I just had a bit of a disappointment regarding Behold’s capability. One person who has been monitoring the progress of Behold for many years, refilled his survey and said he was interested in Beta testing. In the survey he said his family tree had 92,000 people in it and his computer was Windows XP with 1 Gig of RAM.
I knew this would an excellent test for Behold. I was hoping it would be able to load his GEDCOM file successfully. His GEDCOM was 39.7 MB in size! Unfortunately, Behold couldn’t. He had to break his family in half before it could do so.
So I followed that up and did some tests on various size GEDCOMs just to learn what the maximum capability Behold now has. It depends on how much detail there is about each person in the file, but I came up with two measures: Behold needs between 14 and 33 MB of RAM and/or Swap File space for 1000 people. In terms of GEDCOM size, Behold needs RAM and/or Swap File space between 43 and 108 times the size of the GEDCOM file. (GEDCOM files take between 150 and 630 KB per 1000 people.)
The bottom line is that typically a computer with 512 MB of RAM will have about 1024 MB of free RAM and Swap File space, meaning it could handle between 30,000 and 70,000 people depending on the data. One with only 128 MB of RAM could handle 1/4 as much. I will update my Behold FAQ to reflect that.
I know I will have to address this limitation in the future. I’ll have to find a way to write much of the Everything Report to disk rather than store it in memory. That will be a big job, and it will have to wait for later.

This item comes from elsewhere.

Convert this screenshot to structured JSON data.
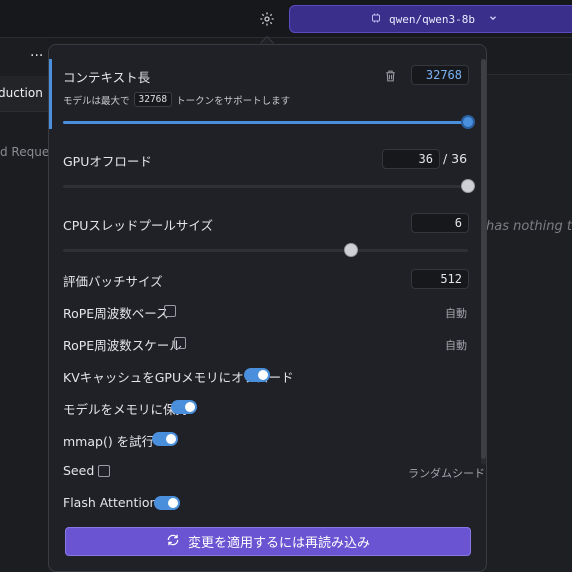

But the good news is that I had such a good experience in hearing someone else’s views about Behold, that I have decided to make the alpha version of Behold available for, shall we call it, alpha testing. The difference between alpha and beta is that in alpha, the features are not all yet implemented. Keep checking back to my blog and I’ll let you know when it’s available.